Then came Cheap Charlie’s. According to Tran, he was just in the “right place at the right time” when he became the owner of the legendary diner in 1997. The owner of Cheap Charlie’s was looking for someone who could take over and continue the tradition: He wanted the menu to stay the same, with everything made from scratch. For two weeks, Tran worked with the outgoing owner in the kitchen, proving that he could handle the rushes and respect the food. A banking friend offered a personal loan; Tran was able to source the rest. The sale was made.
Being Asian in a predominantly white city in Minnesota, Tran was apprehensive about whether or not folks would accept him right away as the new owner. “People are afraid of change,” he explains. For the first six months that he owned Cheap Charlie’s, he did not tell anyone. In fact, he asked the outgoing owner if he would do him a favor and stay around, pretending to work there. Tran wanted the customers and staff to be able to slowly adapt to him. He talked to the regulars until they all knew him, and he quietly gave the staff raises. Tran acted as a kitchen manager under the old owner for nearly a year before he felt confident everything would be normal.

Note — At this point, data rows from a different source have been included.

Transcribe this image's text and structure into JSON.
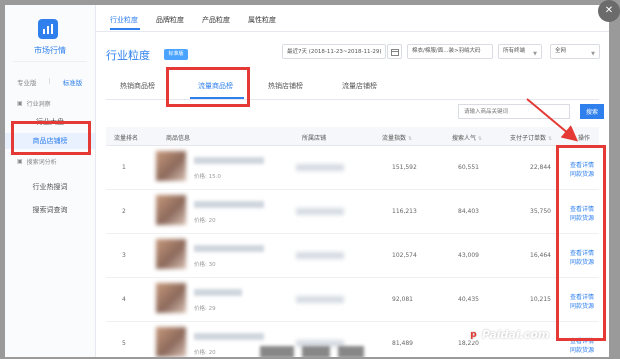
{
  "sidebar": {
    "app_title": "市场行情",
    "version_tabs": [
      "专业版",
      "标准版"
    ],
    "sections": [
      {
        "label": "行业洞察",
        "items": [
          "行业大盘",
          "商品店铺榜"
        ]
      },
      {
        "label": "搜索词分析",
        "items": [
          "行业热搜词",
          "搜索词查询"
        ]
      }
    ]
  },
  "header": {
    "top_tabs": [
      "行业粒度",
      "品牌粒度",
      "产品粒度",
      "属性粒度"
    ],
    "page_title": "行业粒度",
    "badge": "标准版",
    "date_range": "最近7天 (2018-11-23~2018-11-29)",
    "category": "棉衣/棉服/面...装>羽绒大码",
    "terminal": "所有终端",
    "region": "全网"
  },
  "sub_tabs": [
    "热销商品榜",
    "流量商品榜",
    "热销店铺榜",
    "流量店铺榜"
  ],
  "search": {
    "placeholder": "请输入商品关键词",
    "button": "搜索"
  },
  "table": {
    "headers": [
      "流量排名",
      "商品信息",
      "所属店铺",
      "流量指数",
      "搜索人气",
      "支付子订单数",
      "操作"
    ],
    "rows": [
      {
        "rank": "1",
        "price": "价格: 15.0",
        "traffic": "151,592",
        "search": "60,551",
        "orders": "22,844",
        "ops": [
          "查看详情",
          "同款货源"
        ]
      },
      {
        "rank": "2",
        "price": "价格: 20",
        "traffic": "116,213",
        "search": "84,403",
        "orders": "35,750",
        "ops": [
          "查看详情",
          "同款货源"
        ]
      },
      {
        "rank": "3",
        "price": "价格: 30",
        "traffic": "102,574",
        "search": "43,009",
        "orders": "16,464",
        "ops": [
          "查看详情",
          "同款货源"
        ]
      },
      {
        "rank": "4",
        "price": "价格: 29",
        "traffic": "92,081",
        "search": "40,435",
        "orders": "10,215",
        "ops": [
          "查看详情",
          "同款货源"
        ]
      },
      {
        "rank": "5",
        "price": "价格: 20",
        "traffic": "81,489",
        "search": "18,220",
        "orders": "",
        "ops": [
          "查看详情",
          "同款货源"
        ]
      }
    ]
  },
  "watermark": "Paidai.com",
  "colors": {
    "accent": "#2f80ed",
    "highlight": "#e53935"
  }
}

Over the years, Tran’s wife, Jenna, was able to quit her department store job and join him at the restaurant. He has added a few menu items — a western omelet and lasagna special — but nothing has been taken away. At Cheap Charlie’s you can count on the portions being big and the prices low — he’s a chef who cuts the sirloin himself to keep the cost down, and then uses the trimmings for beef gravy. For him, it doesn’t matter if it is a 5-star hotel or a diner, “ you got to know who your clientele is. What do they love?”
Over the years Tran has fallen in love with his restaurant and what it means for the city of Rochester. He feels fortunate that he and his wife have been able to keep their doors open. Like many others, their business has barely survived the pandemic. But a GoFundMe campaign set up by his daughter helped get them through the shutdown. “I consider myself a very lucky guy. Considering where I am and where I am coming from. I’m not surprised by anything anymore.”
Looking ahead, he would eventually like to help another immigrant family that would like to settle down and take over the restaurant: “I want them to be a success.”
But that will probably be much further in the future. For now, David Tran enjoys waking up early and working with his wife. He isn’t ready to give up yet. “We still love it.”
Cheap Charlie’s is located at 11 5th St NW, Rochester, MN 55901, (507) 289-7693. They are currently open for carry out and limited dine in service.